#### DATA SHOWN
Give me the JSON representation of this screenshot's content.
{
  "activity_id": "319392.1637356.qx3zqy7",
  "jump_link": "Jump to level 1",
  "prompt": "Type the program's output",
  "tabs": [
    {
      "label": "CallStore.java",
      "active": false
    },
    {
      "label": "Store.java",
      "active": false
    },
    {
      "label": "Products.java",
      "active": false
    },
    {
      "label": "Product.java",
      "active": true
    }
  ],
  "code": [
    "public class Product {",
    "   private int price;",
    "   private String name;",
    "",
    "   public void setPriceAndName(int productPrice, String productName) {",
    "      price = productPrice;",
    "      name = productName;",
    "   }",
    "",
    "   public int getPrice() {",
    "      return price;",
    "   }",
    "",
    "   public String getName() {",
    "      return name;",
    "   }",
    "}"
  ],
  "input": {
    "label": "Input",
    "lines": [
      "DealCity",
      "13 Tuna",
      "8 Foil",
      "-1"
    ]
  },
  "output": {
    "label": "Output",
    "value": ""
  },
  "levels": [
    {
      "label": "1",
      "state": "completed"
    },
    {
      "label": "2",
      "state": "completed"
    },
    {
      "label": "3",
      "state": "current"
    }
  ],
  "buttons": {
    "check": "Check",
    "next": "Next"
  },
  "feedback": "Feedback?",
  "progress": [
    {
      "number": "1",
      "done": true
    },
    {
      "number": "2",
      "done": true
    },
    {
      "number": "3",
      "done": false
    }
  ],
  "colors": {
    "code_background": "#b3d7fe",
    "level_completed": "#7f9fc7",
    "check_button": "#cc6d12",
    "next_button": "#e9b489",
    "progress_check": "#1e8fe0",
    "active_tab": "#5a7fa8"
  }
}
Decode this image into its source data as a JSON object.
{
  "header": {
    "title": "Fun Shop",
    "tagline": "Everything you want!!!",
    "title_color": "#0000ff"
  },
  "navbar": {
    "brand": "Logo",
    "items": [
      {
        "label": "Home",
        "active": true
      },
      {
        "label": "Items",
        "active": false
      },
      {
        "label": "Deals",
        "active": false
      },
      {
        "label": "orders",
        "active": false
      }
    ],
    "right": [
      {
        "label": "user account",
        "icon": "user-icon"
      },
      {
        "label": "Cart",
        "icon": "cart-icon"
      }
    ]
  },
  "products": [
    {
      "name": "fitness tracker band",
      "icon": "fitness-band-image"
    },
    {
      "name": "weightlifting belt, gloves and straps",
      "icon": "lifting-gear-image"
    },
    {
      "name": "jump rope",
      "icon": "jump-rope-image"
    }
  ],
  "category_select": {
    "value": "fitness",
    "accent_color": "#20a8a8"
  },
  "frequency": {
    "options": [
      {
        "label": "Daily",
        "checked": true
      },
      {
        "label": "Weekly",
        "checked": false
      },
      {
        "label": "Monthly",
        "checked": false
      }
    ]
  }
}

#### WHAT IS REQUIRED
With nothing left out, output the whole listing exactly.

#### RESULT OF THIS TASK
Give me the JSON representation of this screenshot's content.
{
  "activity_id": "319392.1637356.qx3zqy7",
  "jump_link": "Jump to level 1",
  "prompt": "Type the program's output",
  "tabs": [
    {
      "label": "CallStore.java",
      "active": false
    },
    {
      "label": "Store.java",
      "active": false
    },
    {
      "label": "Products.java",
      "active": false
    },
    {
      "label": "Product.java",
      "active": true
    }
  ],
  "code": [
    "public class Product {",
    "   private int price;",
    "   private String name;",
    "",
    "   public void setPriceAndName(int productPrice, String productName) {",
    "      price = productPrice;",
    "      name = productName;",
    "   }",
    "",
    "   public int getPrice() {",
    "      return price;",
    "   }",
    "",
    "   public String getName() {",
    "      return name;",
    "   }",
    "}"
  ],
  "input": {
    "label": "Input",
    "lines": [
      "DealCity",
      "13 Tuna",
      "8 Foil",
      "-1"
    ]
  },
  "output": {
    "label": "Output",
    "value": ""
  },
  "levels": [
    {
      "label": "1",
      "state": "completed"
    },
    {
      "label": "2",
      "state": "completed"
    },
    {
      "label": "3",
      "state": "current"
    }
  ],
  "buttons": {
    "check": "Check",
    "next": "Next"
  },
  "feedback": "Feedback?",
  "progress": [
    {
      "number": "1",
      "done": true
    },
    {
      "number": "2",
      "done": true
    },
    {
      "number": "3",
      "done": false
    }
  ],
  "colors": {
    "code_background": "#b3d7fe",
    "level_completed": "#7f9fc7",
    "check_button": "#cc6d12",
    "next_button": "#e9b489",
    "progress_check": "#1e8fe0",
    "active_tab": "#5a7fa8"
  }
}
Decode this image into its source data as a JSON object.
{
  "header": {
    "title": "Fun Shop",
    "tagline": "Everything you want!!!",
    "title_color": "#0000ff"
  },
  "navbar": {
    "brand": "Logo",
    "items": [
      {
        "label": "Home",
        "active": true
      },
      {
        "label": "Items",
        "active": false
      },
      {
        "label": "Deals",
        "active": false
      },
      {
        "label": "orders",
        "active": false
      }
    ],
    "right": [
      {
        "label": "user account",
        "icon": "user-icon"
      },
      {
        "label": "Cart",
        "icon": "cart-icon"
      }
    ]
  },
  "products": [
    {
      "name": "fitness tracker band",
      "icon": "fitness-band-image"
    },
    {
      "name": "weightlifting belt, gloves and straps",
      "icon": "lifting-gear-image"
    },
    {
      "name": "jump rope",
      "icon": "jump-rope-image"
    }
  ],
  "category_select": {
    "value": "fitness",
    "accent_color": "#20a8a8"
  },
  "frequency": {
    "options": [
      {
        "label": "Daily",
        "checked": true
      },
      {
        "label": "Weekly",
        "checked": false
      },
      {
        "label": "Monthly",
        "checked": false
      }
    ]
  }
}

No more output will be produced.